Implementing an Emergency Mass Notification/Location System

Things to consider prior to purchasing an MNS solution


5) IP-Based System: An IP-based system is a necessity, particularly with the emergence of the Physical Security Information Management (PSIM) concept. It quickly is becoming the next standard for all security devices and systems so it is important that what you buy meets these requirements to help guarantee a sound investment for the future. There are numerous functions such a system can monitor to offer you a way to derive business information as an added benefit. Such systems can serve as an excellent perimeter protection solution. Other items, like fire extinguishers and all the different kinds of sensors that can be employed-whether they are analog output or contact types of sensors-can be tracked. Monitoring critical temperatures or processes also is possible and can provide a measurable payback. All of this information can be put onto the network to then generate information which can be correlated and presented to management to help them better manage the business and increase their efficiency.

6) Simplicity is Key: Simplicity of a system is a very critical component in determining the best solution that fits your needs. The system should be something that is 1) easy to install and deploy 2) easily integrated with existing systems, and 3) easy to maintain and modify as your needs change.

7) Outbound Communication Options: An emergency mass notification system needs to offer a variety of ways to get the word out fast to the people who need to know. At the basic level, there is the need to know incident information, risk/hazard locations and resource locations. Each role, from security personnel to security director to dispatcher to command and control, requires access to information. These information requirements are role-specific and vary in degrees of urgency.

In addition, the mass notification system should deploy several ways of notifying key emergency personnel when needed with escalation capabilities if confirmation is not received. Managed alerts can be simple text messages, e-mails and phone calls and may be directed to mobile responders. You want to ensure the solution fits your internal response and workflow methodology so that you send managed alerts to the proper authorized people based on the time and day of the week.

There are a number of technologies available in the market today that can meet the needs of security directors and integrators. Emerging new wireless systems are one possible effective solution because they are easy to install, highly reliable, offer situational awareness capabilities and are also able to pinpoint the mobile location of a call for help so that responders know where assistance is needed. They also can easily interface with mass notification systems that are simple and easy to understand, such as text, e-mail and text-to-speech messages to reach mobile responders. In addition, wireless systems can easily connect with other existing in-building protection solutions, such as fire alarms, access control and environmental monitoring systems. For these reasons, when evaluating emergency mass notification and location systems, wireless is one of the most appealing choices to consider.
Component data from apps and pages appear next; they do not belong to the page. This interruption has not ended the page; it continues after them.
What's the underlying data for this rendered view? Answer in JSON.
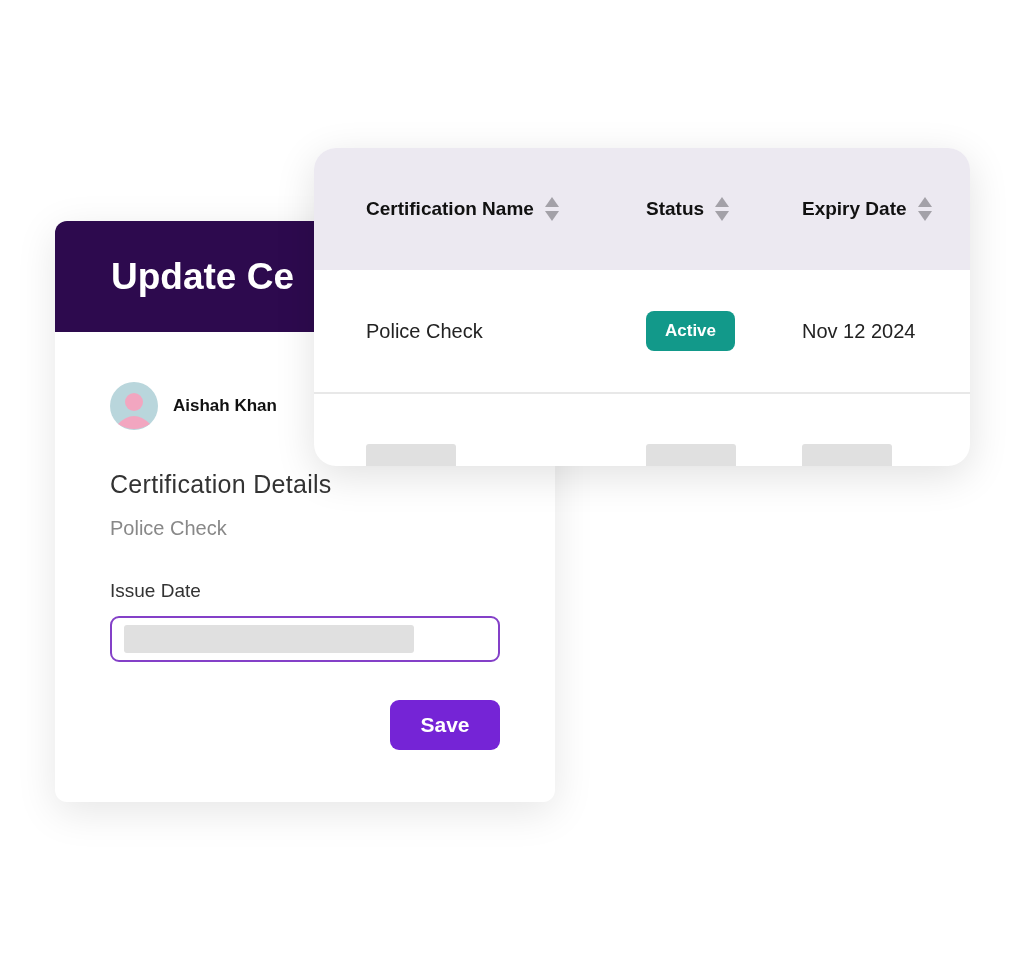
{
  "form_card": {
    "title": "Update Ce",
    "user": {
      "name": "Aishah Khan"
    },
    "section_title": "Certification Details",
    "certification": "Police Check",
    "field": {
      "label": "Issue Date"
    },
    "button": "Save"
  },
  "table": {
    "columns": [
      {
        "label": "Certification Name"
      },
      {
        "label": "Status"
      },
      {
        "label": "Expiry Date"
      }
    ],
    "rows": [
      {
        "kind": "data",
        "name": "Police Check",
        "status": {
          "label": "Active",
          "kind": "active"
        },
        "expiry": "Nov 12 2024"
      },
      {
        "kind": "skeleton"
      }
    ]
  }
}
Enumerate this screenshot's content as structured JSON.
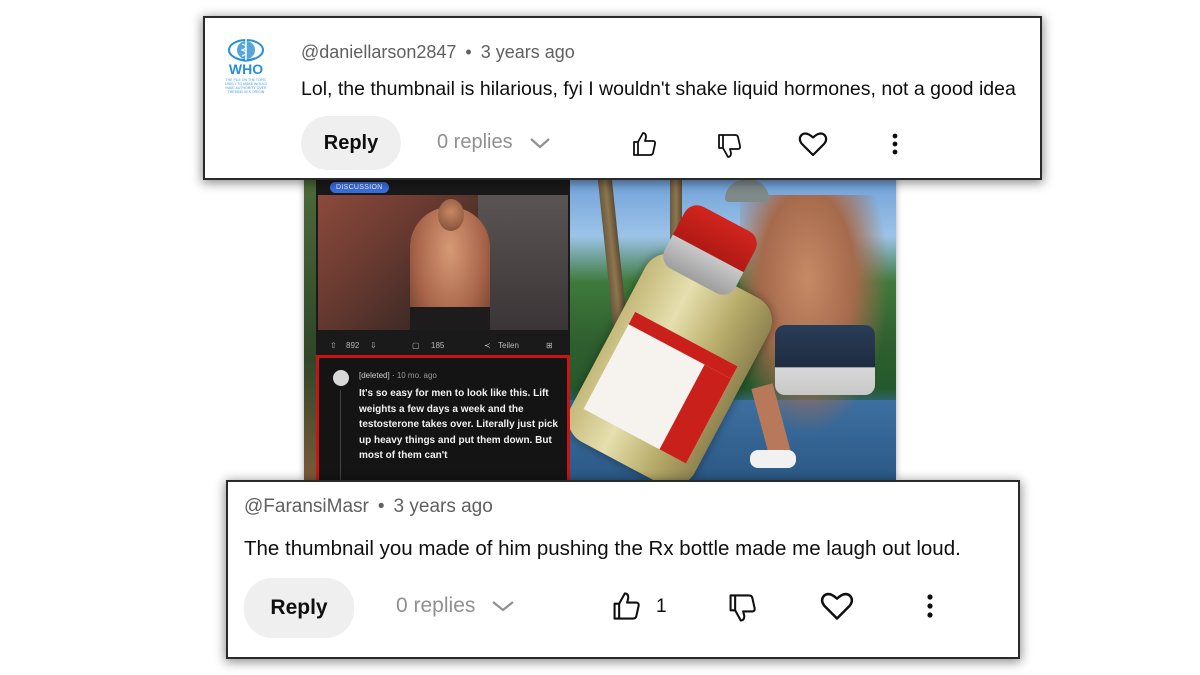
{
  "comment1": {
    "author": "@daniellarson2847",
    "separator": "•",
    "time": "3 years ago",
    "text": "Lol, the thumbnail is hilarious, fyi I wouldn't shake liquid hormones, not a good idea",
    "reply_label": "Reply",
    "replies_label": "0 replies",
    "avatar_logo_text": "WHO",
    "avatar_logo_caption": "THE FILE ON THE TOPIC LIKELY TO MAKE WOULD HAVE AUTHORITY OVER THEMSELVES ORIGIN",
    "icons": [
      "who-logo",
      "chevron-down-icon",
      "thumbs-up-icon",
      "thumbs-down-icon",
      "heart-icon",
      "more-vertical-icon"
    ],
    "colors": {
      "logo": "#2a8fd6"
    }
  },
  "thumbnail": {
    "tag": "DISCUSSION",
    "upvotes": "892",
    "comments": "185",
    "share": "Teilen",
    "comment_author": "[deleted]",
    "comment_time": "10 mo. ago",
    "comment_text": "It's so easy for men to look like this. Lift weights a few days a week and the testosterone takes over. Literally just pick up heavy things and put them down. But most of them can't",
    "colors": {
      "highlight": "#c81414",
      "tag": "#3a6ee0",
      "bottle_label": "#c9201b"
    }
  },
  "comment2": {
    "author": "@FaransiMasr",
    "separator": "•",
    "time": "3 years ago",
    "text": "The thumbnail you made of him pushing the Rx bottle made me laugh out loud.",
    "reply_label": "Reply",
    "replies_label": "0 replies",
    "like_count": "1",
    "icons": [
      "chevron-down-icon",
      "thumbs-up-icon",
      "thumbs-down-icon",
      "heart-icon",
      "more-vertical-icon"
    ]
  }
}
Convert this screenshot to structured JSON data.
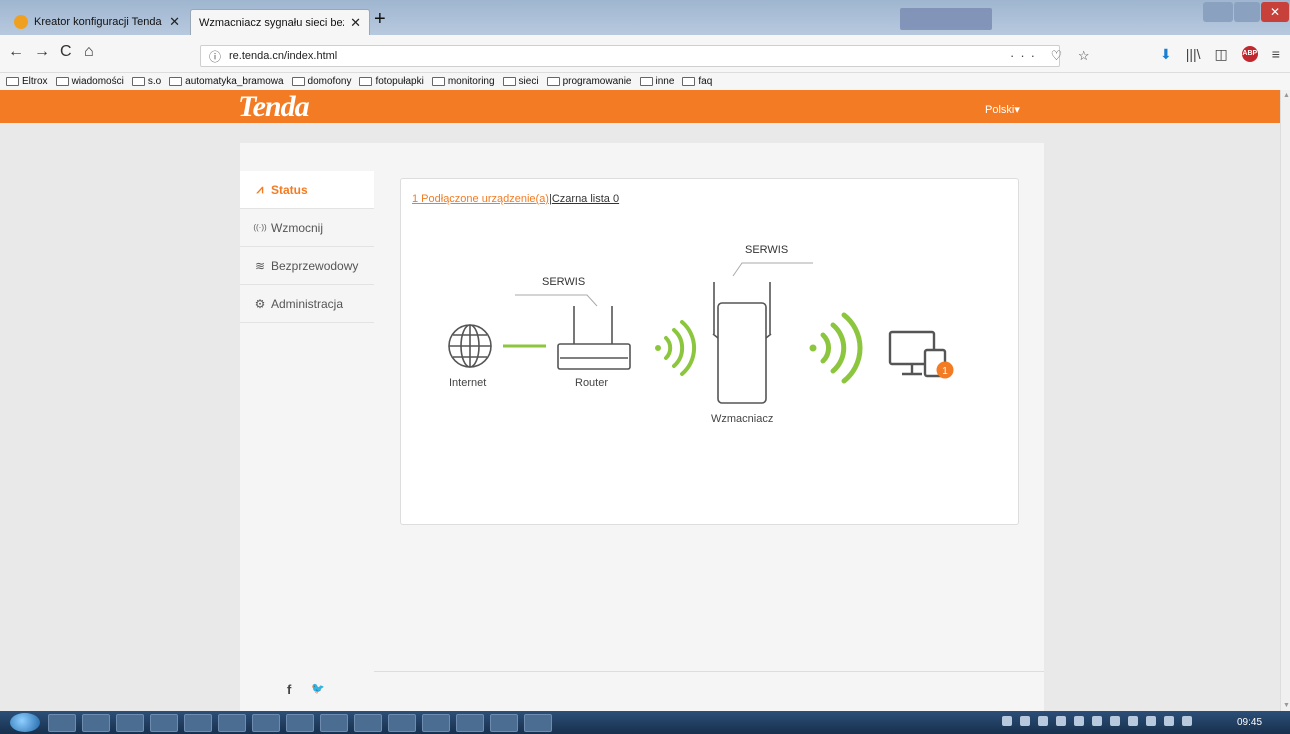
{
  "browser": {
    "tabs": [
      {
        "title": "Kreator konfiguracji Tenda",
        "close": "✕"
      },
      {
        "title": "Wzmacniacz sygnału sieci bezprzew",
        "close": "✕"
      }
    ],
    "new_tab": "+",
    "url_info_icon": "ⓘ",
    "url": "re.tenda.cn/index.html",
    "url_actions": "··· ♡ ☆",
    "bookmarks": [
      "Eltrox",
      "wiadomości",
      "s.o",
      "automatyka_bramowa",
      "domofony",
      "fotopułapki",
      "monitoring",
      "sieci",
      "programowanie",
      "inne",
      "faq"
    ],
    "nav_back": "←",
    "nav_forward": "→",
    "nav_reload": "C",
    "nav_home": "⌂",
    "tool_download": "⬇",
    "tool_library": "|||\\",
    "tool_sidebar": "◫",
    "tool_abp": "ABP",
    "tool_menu": "≡"
  },
  "page": {
    "logo": "Tenda",
    "language": "Polski▾",
    "menu": [
      {
        "label": "Status",
        "icon": "⩘"
      },
      {
        "label": "Wzmocnij",
        "icon": "((·))"
      },
      {
        "label": "Bezprzewodowy",
        "icon": "≋"
      },
      {
        "label": "Administracja",
        "icon": "⚙"
      }
    ],
    "social": {
      "facebook": "f",
      "twitter": "🐦"
    },
    "status": {
      "connected_link": "1 Podłączone urządzenie(a)",
      "separator": "|",
      "blacklist_link": "Czarna lista 0",
      "internet_label": "Internet",
      "router_label": "Router",
      "router_service": "SERWIS",
      "extender_label": "Wzmacniacz",
      "extender_service": "SERWIS",
      "device_count": "1"
    }
  },
  "taskbar": {
    "clock": "09:45"
  },
  "colors": {
    "accent": "#f37b23",
    "signal": "#8cc63f"
  }
}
Mark Jarman is president of Inovonics (www.inovonics.com). He has served in the security and wireless industries for more than two decades and can be reached at mjarman@inovonics.com.